I have to admit, this one wasn't my favorite.
I feel like Trek technology has been retconned and overwritten and justified and technobabbled over itself so many times that on a pure tactics level I don't find space battles in the Star Trek universe all that interesting. With Genesis torpedoes and Trilithium weapons and even the fact that, properly used, a transporter is basically a superweapon (though no one ever quite seems to use it that way), I just feel like the whole thing is sort of ridiculous. So in Trek, I'm just not really that interested in the mechanics of the space battles, the way I am in for instance an X-Wing book in Star Wars, where the rules are a little more well-defined.
My favorite battle scenes in Trek have been the ones that focus on the personal struggles, like the amazing apocalyptic Destiny fights. If Mack had wanted to, he could've come up with tactics for the Federation to win those fights, but that wasn't the point.

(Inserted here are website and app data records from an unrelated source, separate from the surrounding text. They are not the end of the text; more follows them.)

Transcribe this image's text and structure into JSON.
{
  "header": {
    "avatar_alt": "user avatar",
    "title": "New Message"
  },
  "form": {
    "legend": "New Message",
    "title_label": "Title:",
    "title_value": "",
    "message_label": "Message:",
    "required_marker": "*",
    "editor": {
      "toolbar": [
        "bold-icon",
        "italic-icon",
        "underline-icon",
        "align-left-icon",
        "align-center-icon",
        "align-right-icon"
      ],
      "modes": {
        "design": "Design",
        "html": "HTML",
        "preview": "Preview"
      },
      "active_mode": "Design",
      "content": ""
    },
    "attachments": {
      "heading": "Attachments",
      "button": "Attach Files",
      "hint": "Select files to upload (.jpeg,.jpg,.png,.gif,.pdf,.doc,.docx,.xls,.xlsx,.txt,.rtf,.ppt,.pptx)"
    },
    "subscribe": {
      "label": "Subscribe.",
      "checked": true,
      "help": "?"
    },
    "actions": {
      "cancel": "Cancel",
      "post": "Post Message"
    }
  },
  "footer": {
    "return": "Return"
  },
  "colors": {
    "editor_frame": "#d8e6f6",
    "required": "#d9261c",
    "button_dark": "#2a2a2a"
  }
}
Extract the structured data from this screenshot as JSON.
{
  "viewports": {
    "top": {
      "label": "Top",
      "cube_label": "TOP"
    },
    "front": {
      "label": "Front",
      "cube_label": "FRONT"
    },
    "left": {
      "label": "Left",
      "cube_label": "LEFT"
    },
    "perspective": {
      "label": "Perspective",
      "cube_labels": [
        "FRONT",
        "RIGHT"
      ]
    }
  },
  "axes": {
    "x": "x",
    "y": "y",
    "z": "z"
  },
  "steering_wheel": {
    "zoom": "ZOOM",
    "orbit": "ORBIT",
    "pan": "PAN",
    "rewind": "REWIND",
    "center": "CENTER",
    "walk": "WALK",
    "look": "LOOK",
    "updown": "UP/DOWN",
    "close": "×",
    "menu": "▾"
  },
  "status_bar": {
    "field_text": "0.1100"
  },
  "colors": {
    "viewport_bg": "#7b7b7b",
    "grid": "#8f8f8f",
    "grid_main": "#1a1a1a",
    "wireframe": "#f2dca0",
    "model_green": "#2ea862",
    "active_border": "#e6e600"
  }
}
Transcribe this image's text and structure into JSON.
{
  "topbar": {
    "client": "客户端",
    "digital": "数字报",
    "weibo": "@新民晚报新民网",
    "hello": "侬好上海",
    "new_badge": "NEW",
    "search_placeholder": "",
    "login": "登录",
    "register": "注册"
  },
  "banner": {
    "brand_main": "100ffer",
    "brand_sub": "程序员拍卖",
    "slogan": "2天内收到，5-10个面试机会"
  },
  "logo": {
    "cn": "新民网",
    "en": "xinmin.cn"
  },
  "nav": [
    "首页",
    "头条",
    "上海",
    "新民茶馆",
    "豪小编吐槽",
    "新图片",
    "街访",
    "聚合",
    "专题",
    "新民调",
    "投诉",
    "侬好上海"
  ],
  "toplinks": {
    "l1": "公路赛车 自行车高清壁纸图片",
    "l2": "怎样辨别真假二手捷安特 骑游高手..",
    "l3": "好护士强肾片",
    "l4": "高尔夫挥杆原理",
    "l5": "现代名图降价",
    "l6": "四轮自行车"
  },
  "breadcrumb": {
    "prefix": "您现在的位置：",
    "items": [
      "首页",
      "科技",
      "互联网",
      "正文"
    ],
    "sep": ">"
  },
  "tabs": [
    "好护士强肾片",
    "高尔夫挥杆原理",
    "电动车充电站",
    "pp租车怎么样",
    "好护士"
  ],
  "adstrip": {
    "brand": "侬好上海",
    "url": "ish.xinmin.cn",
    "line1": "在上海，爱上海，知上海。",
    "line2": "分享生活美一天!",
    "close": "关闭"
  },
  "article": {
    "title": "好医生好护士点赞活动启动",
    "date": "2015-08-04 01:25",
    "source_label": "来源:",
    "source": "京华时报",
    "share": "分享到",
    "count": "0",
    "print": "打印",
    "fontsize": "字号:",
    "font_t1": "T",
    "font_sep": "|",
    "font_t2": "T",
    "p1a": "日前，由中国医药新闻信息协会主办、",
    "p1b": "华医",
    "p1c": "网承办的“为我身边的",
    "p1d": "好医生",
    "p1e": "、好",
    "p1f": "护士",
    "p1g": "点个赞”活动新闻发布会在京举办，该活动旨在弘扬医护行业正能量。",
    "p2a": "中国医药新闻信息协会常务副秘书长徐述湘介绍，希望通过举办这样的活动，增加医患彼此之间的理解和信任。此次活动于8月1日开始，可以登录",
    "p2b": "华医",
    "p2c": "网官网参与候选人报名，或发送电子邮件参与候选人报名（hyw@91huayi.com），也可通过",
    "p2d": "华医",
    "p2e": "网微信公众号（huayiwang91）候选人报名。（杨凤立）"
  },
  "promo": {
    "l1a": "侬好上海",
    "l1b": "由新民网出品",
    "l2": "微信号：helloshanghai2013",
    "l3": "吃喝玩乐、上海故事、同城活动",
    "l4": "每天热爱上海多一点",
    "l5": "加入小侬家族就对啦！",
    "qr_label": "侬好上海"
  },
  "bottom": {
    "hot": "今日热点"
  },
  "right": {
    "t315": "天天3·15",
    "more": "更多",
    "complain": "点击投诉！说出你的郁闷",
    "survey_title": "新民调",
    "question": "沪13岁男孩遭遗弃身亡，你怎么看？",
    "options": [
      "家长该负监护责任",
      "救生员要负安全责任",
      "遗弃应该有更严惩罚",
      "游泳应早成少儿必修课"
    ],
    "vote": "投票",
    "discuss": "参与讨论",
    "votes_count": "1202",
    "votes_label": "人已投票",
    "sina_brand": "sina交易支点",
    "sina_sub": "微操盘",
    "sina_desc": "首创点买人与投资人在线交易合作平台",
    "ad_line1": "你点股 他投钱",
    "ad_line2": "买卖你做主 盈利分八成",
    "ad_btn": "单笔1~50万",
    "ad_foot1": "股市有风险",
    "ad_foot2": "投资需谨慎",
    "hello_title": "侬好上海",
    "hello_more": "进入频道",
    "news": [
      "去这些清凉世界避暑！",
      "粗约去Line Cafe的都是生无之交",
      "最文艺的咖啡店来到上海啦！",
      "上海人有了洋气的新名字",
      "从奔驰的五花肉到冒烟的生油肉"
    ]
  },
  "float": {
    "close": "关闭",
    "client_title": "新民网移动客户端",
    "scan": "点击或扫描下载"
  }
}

The point was that the Federation was really staring annihilation in the face. My other favorite example of Trek action scenes done well was also by Mack, in what I feel is possibly the emotionally strongest story in the whole Trek corpus, Wildfire. Those action scenes mattered, because we saw each and every moment where a character faced their death or the deaths of others. We saw the struggles.
So I'm used to that being a strength of Mack's, but this book went kind of the opposite direction. We had long, long scenes of all of the leaders talking about tactics and where to attack next and how to maneuver and all that stuff, but the actual battles were almost glossed over a lot of the time. In particular, the two-pronged attack that led to the most main character deaths had the entire action sequence told from the enemies' perspective, leaving the emotional beats of our heroes dealing with their losses for after the fact.
Almost every time I thought an interesting character moment was coming, it was quickly blunted or shifted aside; almost rushed through. Picard feeling like a puppet and then growing into a leader? One short scene; then he's comfortable in command, and his former commander is now his first officer. Kes exploding in rage? I was incredibly surprised at that twist...then it was over less than one chapter later. And none of the NF people really had any development, except for Calhoun realizing he'd sacrifice himself for innocents, which again happened almost in the background. The only character that really had a fleshed out story was O'Brien, I thought.
Also, thematically, I feel like the real story here, the choice of these people to reject violence and become democratic, was only really in the last 15% of the story. That has been the theme of the interactions between the MU and the real universe, and it was almost lost.
So overall, this felt, in a weird way, a lot like the last Romulan War book. Like there was a great story here, but not enough time to tell it in; like Mack focused a little too much time on the mechanics of getting this huge cast of characters to move to all the right places to accomplish everything, and not enough on actually telling their stories.
It's worth noting that it's a pretty mean feat just to actually tie all this crap together in the first place; there were a TON of loose threads in the MU, and Mack grabbed all of them, tied them off in (at least theoretically) satisfying ways. But it still felt more like an outline than a novel, and the emotional impact I was looking for wasn't there.
I mostly found myself kind of... bored.
I mean, the man has written like 7 of my top 10 Trek novels of all time (Destiny, MU: Sorrows of Empire, his three Vanguards so far), and I recently re-read Typhon Pact: Zero Sum Game and found a lot more to like there than I had my first time around, since I wasn't expecting a bigger story. And I'm so excited for the Vanguard finale and the trilogy next year that I can't even explain. I just think this one just moved too fast. I'm really glad it seems to be working so well for everyone else, though; I hope he'll catch me again next time around